The third way to establish paternity in Arizona is by court proceedings to adjudicate the legal father of a child born to unmarried parents. This is a paternity lawsuit. A.R.S. § 25-806.
The father, mother, guardian, or conservator (and depending upon the circumstances, a public welfare agency or the State of Arizona) can file a petition to establish paternity with the clerk of the court. A.R.S. § 25-803. The petition can be filed during the mother’s pregnancy or after the child is born. The only caveat is that the petition must be filed before the child turns 18 to establish a parent’s duty to pay child support or past child support. A.R.S. § 25-804. But paternity proceedings may be initiated after the child reaches adulthood to prove, for example, that he or she is an heir of the parent.
Do be very careful about default judgments in paternity lawsuits. If the father does not file a timely response to the petition, then the judge can enter a judgment of paternity and order payment of child support. If a DNA genetic test was ordered, but the putative father failed to show up for the test, then the judge can enter a default judgment of paternity and issue child support orders. A.R.S. § 25-813. Once a judgment of paternity is entered, both retroactive child support (if applicable) and current child support will be ordered. A.R.S. § 25-809.
With paternity established, the parties can start working toward a parenting plan.
Although an informal parenting agreement between unmarried parents may work in the interim, it is not a good solution for the long term. (The long term being 18 or 19 years, unless the child emancipates at a younger age.) Informal parenting arrangements can be helpful for some couples for a short while, but they do not help resolve problems when there is a conflict.
When there is a problem, both parents find out quickly that informal custodial arrangements are just that – informal, problematic, and unenforceable.

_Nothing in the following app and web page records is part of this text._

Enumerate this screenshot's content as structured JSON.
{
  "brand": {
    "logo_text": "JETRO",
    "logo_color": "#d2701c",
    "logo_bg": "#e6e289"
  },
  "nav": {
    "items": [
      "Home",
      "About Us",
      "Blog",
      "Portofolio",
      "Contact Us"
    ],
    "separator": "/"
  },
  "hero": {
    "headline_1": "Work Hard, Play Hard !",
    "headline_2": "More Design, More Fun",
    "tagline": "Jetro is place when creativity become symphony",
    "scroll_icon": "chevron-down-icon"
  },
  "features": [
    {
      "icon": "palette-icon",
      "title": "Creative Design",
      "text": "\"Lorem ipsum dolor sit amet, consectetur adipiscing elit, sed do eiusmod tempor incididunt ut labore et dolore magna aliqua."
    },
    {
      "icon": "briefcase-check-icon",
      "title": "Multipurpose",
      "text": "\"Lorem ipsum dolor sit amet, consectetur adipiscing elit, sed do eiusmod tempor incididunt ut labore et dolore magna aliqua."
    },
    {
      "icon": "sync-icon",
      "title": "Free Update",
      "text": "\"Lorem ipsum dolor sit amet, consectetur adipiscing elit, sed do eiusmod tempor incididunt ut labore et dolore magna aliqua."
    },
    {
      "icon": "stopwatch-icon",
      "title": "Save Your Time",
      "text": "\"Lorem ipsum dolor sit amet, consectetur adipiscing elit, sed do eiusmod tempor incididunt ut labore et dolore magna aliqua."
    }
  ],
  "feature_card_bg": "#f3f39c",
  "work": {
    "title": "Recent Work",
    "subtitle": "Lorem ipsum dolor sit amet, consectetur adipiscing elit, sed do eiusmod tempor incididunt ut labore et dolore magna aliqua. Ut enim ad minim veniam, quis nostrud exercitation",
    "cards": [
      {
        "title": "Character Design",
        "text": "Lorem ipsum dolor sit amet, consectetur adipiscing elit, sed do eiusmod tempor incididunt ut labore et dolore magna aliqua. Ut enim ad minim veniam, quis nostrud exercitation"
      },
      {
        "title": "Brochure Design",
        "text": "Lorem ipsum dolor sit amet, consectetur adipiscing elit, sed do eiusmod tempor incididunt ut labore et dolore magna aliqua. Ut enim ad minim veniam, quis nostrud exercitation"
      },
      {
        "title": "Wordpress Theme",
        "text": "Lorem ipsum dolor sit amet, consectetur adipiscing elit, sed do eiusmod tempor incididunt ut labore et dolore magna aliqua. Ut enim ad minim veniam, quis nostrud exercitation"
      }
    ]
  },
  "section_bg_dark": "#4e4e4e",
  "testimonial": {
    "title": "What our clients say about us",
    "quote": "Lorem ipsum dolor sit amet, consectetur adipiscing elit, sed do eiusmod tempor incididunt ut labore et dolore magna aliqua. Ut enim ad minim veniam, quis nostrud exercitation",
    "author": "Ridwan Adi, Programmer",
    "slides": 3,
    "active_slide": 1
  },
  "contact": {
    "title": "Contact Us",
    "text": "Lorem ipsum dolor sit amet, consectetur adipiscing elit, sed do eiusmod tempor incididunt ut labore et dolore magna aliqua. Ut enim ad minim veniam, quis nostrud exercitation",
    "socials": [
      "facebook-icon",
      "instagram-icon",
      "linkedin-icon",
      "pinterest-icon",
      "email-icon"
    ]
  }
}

Assuming the child resides with the mother, the father’s relationship with his son or daughter is subject to the mother’s whim when it comes to access. The father may be noncompliant in adhering to their informal access arrangement by not returning the child to the mother on time as agreed. It is possible that one parent could even relocate to another state with the child without the other parent’s consent.
A court-ordered parenting plan with a parenting time schedule benefits the mother, the father, and the child. A parenting plan provides a defined, predictable custody arrangement that delineates the terms of access that both parents must abide by, and upon which the child learns to depend.
The court’s order is enforceable, so parents need not rely exclusively on each other’s good will to strengthen and maintain a solid parent-child relationship. Enforcing the court’s order may include, for example, preventing a parent from relocating the child over 100 miles away in Arizona without notice to the other parent and opportunity for a relocation hearing. Because the court’s order is in place, emergency measures could be taken to stay any relocation.
Lastly, the parenting time awarded each party does affect child support calculations. Although not the only consideration, parenting time days may increase or decrease a parent’s support obligation under the Arizona Child Support Guidelines.